TASK DETAILS: Reproduce each line below precisely. Drop the pictures.

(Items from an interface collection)
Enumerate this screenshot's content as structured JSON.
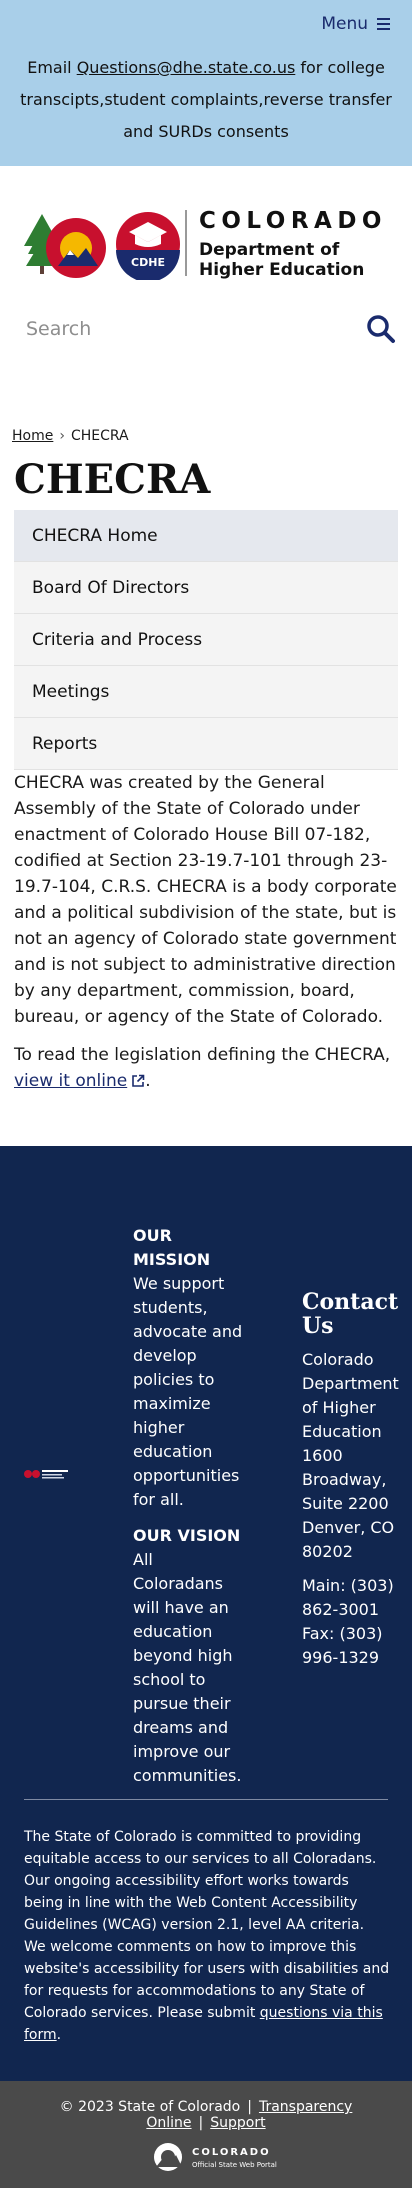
{
  "header": {
    "menu_label": "Menu",
    "alert_prefix": "Email ",
    "alert_email": "Questions@dhe.state.co.us",
    "alert_suffix": " for college transcipts,student complaints,reverse transfer and SURDs consents"
  },
  "logo": {
    "badge_text": "CDHE",
    "title": "COLORADO",
    "subtitle_line1": "Department of",
    "subtitle_line2": "Higher Education"
  },
  "search": {
    "placeholder": "Search"
  },
  "breadcrumb": {
    "home": "Home",
    "separator": "›",
    "current": "CHECRA"
  },
  "page": {
    "title": "CHECRA"
  },
  "side_nav": {
    "items": [
      {
        "label": "CHECRA Home"
      },
      {
        "label": "Board Of Directors"
      },
      {
        "label": "Criteria and Process"
      },
      {
        "label": "Meetings"
      },
      {
        "label": "Reports"
      }
    ]
  },
  "content": {
    "paragraph1": "CHECRA was created by the General Assembly of the State of Colorado under enactment of Colorado House Bill 07-182, codified at Section 23-19.7-101 through 23-19.7-104, C.R.S. CHECRA is a body corporate and a political subdivision of the state, but is not an agency of Colorado state government and is not subject to administrative direction by any department, commission, board, bureau, or agency of the State of Colorado.",
    "paragraph2_prefix": "To read the legislation defining the CHECRA, ",
    "paragraph2_link": "view it online",
    "paragraph2_suffix": "."
  },
  "footer": {
    "mission_title": "OUR MISSION",
    "mission_text": "We support students, advocate and develop policies to maximize higher education opportunities for all.",
    "vision_title": "OUR VISION",
    "vision_text": "All Coloradans will have an education beyond high school to pursue their dreams and improve our communities.",
    "contact_title": "Contact Us",
    "contact_address": "Colorado Department of Higher Education 1600 Broadway, Suite 2200 Denver, CO 80202",
    "contact_main": "Main: (303) 862-3001",
    "contact_fax": "Fax: (303) 996-1329",
    "accessibility_text": "The State of Colorado is committed to providing equitable access to our services to all Coloradans. Our ongoing accessibility effort works towards being in line with the Web Content Accessibility Guidelines (WCAG) version 2.1, level AA criteria. We welcome comments on how to improve this website's accessibility for users with disabilities and for requests for accommodations to any State of Colorado services. Please submit ",
    "accessibility_link": "questions via this form",
    "accessibility_suffix": "."
  },
  "bottom_bar": {
    "copyright": "© 2023 State of Colorado",
    "separator": "|",
    "transparency": "Transparency Online",
    "support": "Support",
    "state_logo_title": "COLORADO",
    "state_logo_sub": "Official State Web Portal"
  },
  "colors": {
    "banner": "#a9cfe9",
    "brand_navy": "#1a2b6d",
    "footer_bg": "#11264f",
    "bottom_bar_bg": "#4a4a4a",
    "cdhe_red": "#c8102e"
  }
}
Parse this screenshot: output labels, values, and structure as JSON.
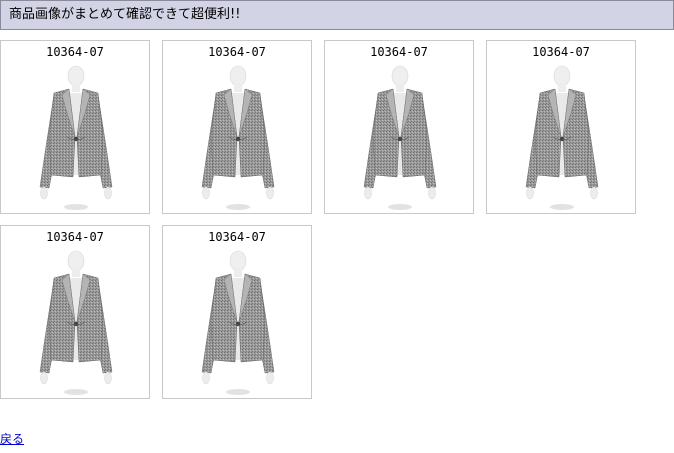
{
  "header": {
    "title": "商品画像がまとめて確認できて超便利!!"
  },
  "products": [
    {
      "code": "10364-07",
      "image": "gray-tweed-jacket-on-mannequin"
    },
    {
      "code": "10364-07",
      "image": "gray-tweed-jacket-on-mannequin"
    },
    {
      "code": "10364-07",
      "image": "gray-tweed-jacket-on-mannequin"
    },
    {
      "code": "10364-07",
      "image": "gray-tweed-jacket-on-mannequin"
    },
    {
      "code": "10364-07",
      "image": "gray-tweed-jacket-on-mannequin"
    },
    {
      "code": "10364-07",
      "image": "gray-tweed-jacket-on-mannequin"
    }
  ],
  "footer": {
    "back_label": "戻る"
  },
  "colors": {
    "header_bg": "#d3d3e6",
    "link": "#0000cc",
    "card_border": "#c8c8c8"
  }
}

EXERCISE ANSWER:
Enumerate this screenshot's content as structured JSON.
{
  "header": {
    "menu_label": "Menu",
    "alert_prefix": "Email ",
    "alert_email": "Questions@dhe.state.co.us",
    "alert_suffix": " for college transcipts,student complaints,reverse transfer and SURDs consents"
  },
  "logo": {
    "badge_text": "CDHE",
    "title": "COLORADO",
    "subtitle_line1": "Department of",
    "subtitle_line2": "Higher Education"
  },
  "search": {
    "placeholder": "Search"
  },
  "breadcrumb": {
    "home": "Home",
    "separator": "›",
    "current": "CHECRA"
  },
  "page": {
    "title": "CHECRA"
  },
  "side_nav": {
    "items": [
      {
        "label": "CHECRA Home"
      },
      {
        "label": "Board Of Directors"
      },
      {
        "label": "Criteria and Process"
      },
      {
        "label": "Meetings"
      },
      {
        "label": "Reports"
      }
    ]
  },
  "content": {
    "paragraph1": "CHECRA was created by the General Assembly of the State of Colorado under enactment of Colorado House Bill 07-182, codified at Section 23-19.7-101 through 23-19.7-104, C.R.S. CHECRA is a body corporate and a political subdivision of the state, but is not an agency of Colorado state government and is not subject to administrative direction by any department, commission, board, bureau, or agency of the State of Colorado.",
    "paragraph2_prefix": "To read the legislation defining the CHECRA, ",
    "paragraph2_link": "view it online",
    "paragraph2_suffix": "."
  },
  "footer": {
    "mission_title": "OUR MISSION",
    "mission_text": "We support students, advocate and develop policies to maximize higher education opportunities for all.",
    "vision_title": "OUR VISION",
    "vision_text": "All Coloradans will have an education beyond high school to pursue their dreams and improve our communities.",
    "contact_title": "Contact Us",
    "contact_address": "Colorado Department of Higher Education 1600 Broadway, Suite 2200 Denver, CO 80202",
    "contact_main": "Main: (303) 862-3001",
    "contact_fax": "Fax: (303) 996-1329",
    "accessibility_text": "The State of Colorado is committed to providing equitable access to our services to all Coloradans. Our ongoing accessibility effort works towards being in line with the Web Content Accessibility Guidelines (WCAG) version 2.1, level AA criteria. We welcome comments on how to improve this website's accessibility for users with disabilities and for requests for accommodations to any State of Colorado services. Please submit ",
    "accessibility_link": "questions via this form",
    "accessibility_suffix": "."
  },
  "bottom_bar": {
    "copyright": "© 2023 State of Colorado",
    "separator": "|",
    "transparency": "Transparency Online",
    "support": "Support",
    "state_logo_title": "COLORADO",
    "state_logo_sub": "Official State Web Portal"
  },
  "colors": {
    "banner": "#a9cfe9",
    "brand_navy": "#1a2b6d",
    "footer_bg": "#11264f",
    "bottom_bar_bg": "#4a4a4a",
    "cdhe_red": "#c8102e"
  }
}
Parse this screenshot: output labels, values, and structure as JSON.
{
  "header": {
    "title": "商品画像がまとめて確認できて超便利!!"
  },
  "products": [
    {
      "code": "10364-07",
      "image": "gray-tweed-jacket-on-mannequin"
    },
    {
      "code": "10364-07",
      "image": "gray-tweed-jacket-on-mannequin"
    },
    {
      "code": "10364-07",
      "image": "gray-tweed-jacket-on-mannequin"
    },
    {
      "code": "10364-07",
      "image": "gray-tweed-jacket-on-mannequin"
    },
    {
      "code": "10364-07",
      "image": "gray-tweed-jacket-on-mannequin"
    },
    {
      "code": "10364-07",
      "image": "gray-tweed-jacket-on-mannequin"
    }
  ],
  "footer": {
    "back_label": "戻る"
  },
  "colors": {
    "header_bg": "#d3d3e6",
    "link": "#0000cc",
    "card_border": "#c8c8c8"
  }
}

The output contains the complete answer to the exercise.